Opioid Intervention and Dependence Prevention
October 15, 2014
There is considerable national attention to the misuse of pain medicines in the US. The non-medical use of opioid analgesics is rising in the United States at an alarming rate. In 2008, the National Survey on Drug Use and Health reported that 4.7 million Americans over the age of 12 acknowledged non-medical use of painkillers. The increase in new users of painkillers between 1998 and 2008 in the U.S. — 41% — is greater than any other abused drug, including marijuana, cocaine and heroin. According to a 2014 CDC report, 46 individuals die every day in the U.S. from a prescription painkiller overdose. The report notes that health care providers wrote 259 million prescriptions for opioid painkillers in 2012, enough for every American adult to have their own bottle of pills. So far, most attention on this epidemic has focused on the criminal aspects and medical side of care with little attention to the important and intimate role and influence of behavioral health factors in the path of dependency, as well as the path to wellness and freedom from dependency.
Addiction and mental health care providers have unique skills bring to the national dialogue on pain management and, at times, subsequent and unfortunate opioid dependency.
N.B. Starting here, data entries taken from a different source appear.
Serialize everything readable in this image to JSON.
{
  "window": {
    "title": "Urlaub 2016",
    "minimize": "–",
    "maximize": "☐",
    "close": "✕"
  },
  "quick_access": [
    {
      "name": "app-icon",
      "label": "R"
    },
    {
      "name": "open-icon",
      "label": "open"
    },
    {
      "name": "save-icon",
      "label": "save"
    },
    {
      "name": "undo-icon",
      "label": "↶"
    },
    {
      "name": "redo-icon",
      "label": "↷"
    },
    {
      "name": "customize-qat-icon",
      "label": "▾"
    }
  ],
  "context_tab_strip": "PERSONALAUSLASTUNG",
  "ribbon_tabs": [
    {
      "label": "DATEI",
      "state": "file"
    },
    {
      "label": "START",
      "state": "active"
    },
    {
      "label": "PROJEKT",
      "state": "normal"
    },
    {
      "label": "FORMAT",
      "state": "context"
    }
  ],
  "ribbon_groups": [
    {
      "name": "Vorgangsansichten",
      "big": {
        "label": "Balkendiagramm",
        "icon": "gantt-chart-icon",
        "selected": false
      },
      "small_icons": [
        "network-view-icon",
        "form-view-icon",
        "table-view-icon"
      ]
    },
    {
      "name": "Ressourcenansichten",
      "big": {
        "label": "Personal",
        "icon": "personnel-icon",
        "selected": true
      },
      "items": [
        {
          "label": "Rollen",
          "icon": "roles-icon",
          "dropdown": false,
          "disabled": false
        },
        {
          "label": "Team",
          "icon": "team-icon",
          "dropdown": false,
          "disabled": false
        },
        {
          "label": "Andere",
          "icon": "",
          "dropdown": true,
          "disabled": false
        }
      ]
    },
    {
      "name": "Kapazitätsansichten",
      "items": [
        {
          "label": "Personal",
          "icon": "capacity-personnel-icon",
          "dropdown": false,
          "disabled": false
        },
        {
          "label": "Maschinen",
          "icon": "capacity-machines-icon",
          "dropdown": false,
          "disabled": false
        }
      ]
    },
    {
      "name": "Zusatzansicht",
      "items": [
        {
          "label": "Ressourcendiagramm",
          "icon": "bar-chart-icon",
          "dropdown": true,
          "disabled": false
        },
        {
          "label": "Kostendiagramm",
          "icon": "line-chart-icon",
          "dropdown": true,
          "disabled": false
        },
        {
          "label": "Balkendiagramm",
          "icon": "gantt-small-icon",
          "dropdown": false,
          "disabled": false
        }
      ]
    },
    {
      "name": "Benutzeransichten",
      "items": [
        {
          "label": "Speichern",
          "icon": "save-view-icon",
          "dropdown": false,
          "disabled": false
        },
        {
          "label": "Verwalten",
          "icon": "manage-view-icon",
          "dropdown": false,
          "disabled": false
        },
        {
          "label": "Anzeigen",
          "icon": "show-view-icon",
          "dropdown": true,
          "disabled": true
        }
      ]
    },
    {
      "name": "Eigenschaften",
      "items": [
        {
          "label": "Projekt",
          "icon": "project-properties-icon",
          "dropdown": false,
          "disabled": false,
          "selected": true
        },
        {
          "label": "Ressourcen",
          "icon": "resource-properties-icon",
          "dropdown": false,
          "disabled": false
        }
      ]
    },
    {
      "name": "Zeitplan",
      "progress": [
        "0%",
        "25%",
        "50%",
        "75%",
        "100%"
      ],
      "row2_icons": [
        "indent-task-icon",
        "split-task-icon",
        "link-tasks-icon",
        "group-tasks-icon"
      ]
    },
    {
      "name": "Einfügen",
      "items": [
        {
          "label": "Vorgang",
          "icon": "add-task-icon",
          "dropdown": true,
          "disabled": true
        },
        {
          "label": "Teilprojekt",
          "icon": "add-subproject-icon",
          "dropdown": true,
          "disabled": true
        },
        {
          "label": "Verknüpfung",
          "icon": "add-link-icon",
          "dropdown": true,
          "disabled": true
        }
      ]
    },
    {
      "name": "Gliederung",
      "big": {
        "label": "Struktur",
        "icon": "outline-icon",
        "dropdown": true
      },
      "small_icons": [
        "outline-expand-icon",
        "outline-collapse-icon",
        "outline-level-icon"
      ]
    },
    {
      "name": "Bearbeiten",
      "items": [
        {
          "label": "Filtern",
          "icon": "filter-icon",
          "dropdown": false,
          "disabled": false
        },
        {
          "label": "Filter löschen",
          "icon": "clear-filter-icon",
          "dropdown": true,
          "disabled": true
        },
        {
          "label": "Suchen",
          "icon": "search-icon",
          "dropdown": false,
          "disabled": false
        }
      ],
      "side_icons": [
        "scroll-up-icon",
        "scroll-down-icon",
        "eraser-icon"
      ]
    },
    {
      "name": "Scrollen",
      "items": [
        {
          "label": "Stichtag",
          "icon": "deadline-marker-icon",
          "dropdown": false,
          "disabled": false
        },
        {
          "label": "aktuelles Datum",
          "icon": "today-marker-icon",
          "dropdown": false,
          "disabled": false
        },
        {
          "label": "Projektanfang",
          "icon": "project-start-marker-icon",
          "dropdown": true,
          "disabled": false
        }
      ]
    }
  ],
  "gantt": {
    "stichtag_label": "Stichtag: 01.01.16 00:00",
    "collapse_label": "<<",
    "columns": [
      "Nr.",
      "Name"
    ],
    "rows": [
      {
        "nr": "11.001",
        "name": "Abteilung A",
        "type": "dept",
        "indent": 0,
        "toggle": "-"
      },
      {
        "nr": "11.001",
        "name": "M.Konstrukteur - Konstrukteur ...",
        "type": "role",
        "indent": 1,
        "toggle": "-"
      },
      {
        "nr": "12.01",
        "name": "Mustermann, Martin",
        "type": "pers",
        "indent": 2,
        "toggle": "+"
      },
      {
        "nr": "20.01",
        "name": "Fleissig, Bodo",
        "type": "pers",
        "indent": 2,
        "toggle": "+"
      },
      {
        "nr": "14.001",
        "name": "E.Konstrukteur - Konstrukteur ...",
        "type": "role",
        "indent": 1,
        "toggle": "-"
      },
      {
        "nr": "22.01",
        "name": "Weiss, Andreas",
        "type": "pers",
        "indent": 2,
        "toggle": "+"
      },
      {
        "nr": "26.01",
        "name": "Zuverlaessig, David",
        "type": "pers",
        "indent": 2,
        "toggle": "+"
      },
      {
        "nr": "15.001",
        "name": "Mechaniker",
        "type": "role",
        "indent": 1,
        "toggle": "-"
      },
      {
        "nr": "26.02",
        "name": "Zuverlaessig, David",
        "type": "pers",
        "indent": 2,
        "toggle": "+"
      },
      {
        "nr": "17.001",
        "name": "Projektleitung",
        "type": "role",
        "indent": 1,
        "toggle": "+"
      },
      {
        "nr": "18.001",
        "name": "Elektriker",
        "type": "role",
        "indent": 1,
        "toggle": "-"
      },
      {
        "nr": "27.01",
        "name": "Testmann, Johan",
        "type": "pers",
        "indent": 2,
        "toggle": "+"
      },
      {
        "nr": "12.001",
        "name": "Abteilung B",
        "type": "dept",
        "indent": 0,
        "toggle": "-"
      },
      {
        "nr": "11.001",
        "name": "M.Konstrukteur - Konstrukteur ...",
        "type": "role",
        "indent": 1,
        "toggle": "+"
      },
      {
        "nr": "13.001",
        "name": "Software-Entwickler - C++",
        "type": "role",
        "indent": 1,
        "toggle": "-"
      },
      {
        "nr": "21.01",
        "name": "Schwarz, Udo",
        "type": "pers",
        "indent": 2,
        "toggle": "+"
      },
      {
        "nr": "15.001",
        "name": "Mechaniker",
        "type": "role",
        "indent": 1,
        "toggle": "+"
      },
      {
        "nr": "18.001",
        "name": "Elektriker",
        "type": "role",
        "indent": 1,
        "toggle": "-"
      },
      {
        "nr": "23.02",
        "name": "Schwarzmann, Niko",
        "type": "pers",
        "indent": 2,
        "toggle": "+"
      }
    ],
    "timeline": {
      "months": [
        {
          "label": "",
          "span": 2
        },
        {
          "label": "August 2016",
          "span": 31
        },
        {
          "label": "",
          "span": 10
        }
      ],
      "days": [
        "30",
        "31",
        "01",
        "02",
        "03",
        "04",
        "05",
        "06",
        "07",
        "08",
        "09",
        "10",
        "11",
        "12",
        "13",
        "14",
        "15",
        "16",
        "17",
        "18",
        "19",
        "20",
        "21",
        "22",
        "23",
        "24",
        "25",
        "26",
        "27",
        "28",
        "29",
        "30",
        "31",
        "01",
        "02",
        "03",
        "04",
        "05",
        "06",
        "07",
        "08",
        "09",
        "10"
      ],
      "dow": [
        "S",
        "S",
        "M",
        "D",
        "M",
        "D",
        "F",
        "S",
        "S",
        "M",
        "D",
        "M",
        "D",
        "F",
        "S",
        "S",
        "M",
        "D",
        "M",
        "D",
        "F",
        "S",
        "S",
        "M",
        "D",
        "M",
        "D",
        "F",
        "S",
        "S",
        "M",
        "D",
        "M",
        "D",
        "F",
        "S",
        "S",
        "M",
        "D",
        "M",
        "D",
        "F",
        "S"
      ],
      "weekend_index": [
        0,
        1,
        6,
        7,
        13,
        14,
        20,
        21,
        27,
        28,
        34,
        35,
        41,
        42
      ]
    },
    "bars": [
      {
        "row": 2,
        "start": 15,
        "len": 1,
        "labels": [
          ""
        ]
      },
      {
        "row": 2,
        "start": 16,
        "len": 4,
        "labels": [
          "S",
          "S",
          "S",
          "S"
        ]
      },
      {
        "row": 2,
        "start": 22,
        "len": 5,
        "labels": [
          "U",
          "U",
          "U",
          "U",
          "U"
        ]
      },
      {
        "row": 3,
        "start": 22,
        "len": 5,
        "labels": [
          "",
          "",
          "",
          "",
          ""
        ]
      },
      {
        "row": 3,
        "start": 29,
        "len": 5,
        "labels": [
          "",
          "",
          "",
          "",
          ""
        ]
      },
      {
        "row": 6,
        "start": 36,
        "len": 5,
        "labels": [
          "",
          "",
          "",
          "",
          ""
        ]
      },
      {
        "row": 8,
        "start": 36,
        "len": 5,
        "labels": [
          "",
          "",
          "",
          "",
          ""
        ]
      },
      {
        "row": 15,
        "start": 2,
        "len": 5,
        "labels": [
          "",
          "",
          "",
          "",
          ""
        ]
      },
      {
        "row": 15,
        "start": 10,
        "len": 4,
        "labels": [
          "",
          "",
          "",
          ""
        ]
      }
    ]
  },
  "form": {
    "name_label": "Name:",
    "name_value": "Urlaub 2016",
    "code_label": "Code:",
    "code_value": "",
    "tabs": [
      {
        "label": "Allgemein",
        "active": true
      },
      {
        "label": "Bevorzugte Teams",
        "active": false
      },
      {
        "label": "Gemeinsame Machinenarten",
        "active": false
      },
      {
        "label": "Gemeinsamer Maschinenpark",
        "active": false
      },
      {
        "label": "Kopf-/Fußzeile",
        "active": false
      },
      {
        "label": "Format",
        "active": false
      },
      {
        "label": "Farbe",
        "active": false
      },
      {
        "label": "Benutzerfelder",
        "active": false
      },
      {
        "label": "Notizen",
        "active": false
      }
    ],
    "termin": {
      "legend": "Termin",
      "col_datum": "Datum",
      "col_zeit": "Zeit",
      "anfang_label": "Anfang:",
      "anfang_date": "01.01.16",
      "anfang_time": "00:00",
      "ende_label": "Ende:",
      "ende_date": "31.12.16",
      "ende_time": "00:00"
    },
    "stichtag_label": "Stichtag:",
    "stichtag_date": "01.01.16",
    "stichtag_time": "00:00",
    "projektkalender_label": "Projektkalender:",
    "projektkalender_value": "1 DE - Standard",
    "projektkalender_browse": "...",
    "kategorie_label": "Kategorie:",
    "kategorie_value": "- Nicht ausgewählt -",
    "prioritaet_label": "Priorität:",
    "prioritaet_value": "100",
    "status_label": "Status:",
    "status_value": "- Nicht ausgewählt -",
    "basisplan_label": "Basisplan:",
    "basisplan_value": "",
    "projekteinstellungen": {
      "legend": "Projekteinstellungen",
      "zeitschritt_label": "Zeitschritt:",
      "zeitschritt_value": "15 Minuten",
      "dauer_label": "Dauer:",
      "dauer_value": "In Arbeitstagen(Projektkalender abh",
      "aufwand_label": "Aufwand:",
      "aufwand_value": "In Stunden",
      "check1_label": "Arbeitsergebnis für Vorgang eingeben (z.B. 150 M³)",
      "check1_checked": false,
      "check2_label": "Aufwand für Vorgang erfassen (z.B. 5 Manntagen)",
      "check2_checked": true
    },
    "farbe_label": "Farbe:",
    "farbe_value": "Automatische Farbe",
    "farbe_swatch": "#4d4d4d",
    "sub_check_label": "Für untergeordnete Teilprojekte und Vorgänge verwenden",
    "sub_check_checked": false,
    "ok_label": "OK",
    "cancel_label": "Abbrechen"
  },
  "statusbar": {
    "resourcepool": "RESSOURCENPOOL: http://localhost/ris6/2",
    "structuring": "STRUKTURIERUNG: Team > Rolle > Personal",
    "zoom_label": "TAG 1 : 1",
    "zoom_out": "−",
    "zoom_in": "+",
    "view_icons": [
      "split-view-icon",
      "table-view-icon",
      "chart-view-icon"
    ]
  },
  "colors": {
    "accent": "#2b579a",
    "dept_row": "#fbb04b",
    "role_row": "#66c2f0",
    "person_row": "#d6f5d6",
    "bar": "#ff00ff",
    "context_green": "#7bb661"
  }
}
Learn the underpinnings of the pain experience, risk factors, and key takeaways related to the use of pharmacists, and develop advocacy energy about the expertise of addiction and mental health care experts as central contributors to addressing this national crisis.
Presenters: Jack M. Gorman, MD,CEO and Chief Scientific Officer, Franklin Behavioral Healthcare Consultants, Clinical Consultant, Care Management Technologies; Carol Clayton, PhD, CEO, Care Management Technologies; George Oestreich, PharmD, MPA, Principal, G.L.O. and Associates Clinical Consultant, Care Management Technologies; Rachelle Glavin, Director of Clinical Operations, MO Coalition of Community Behavioral Health Care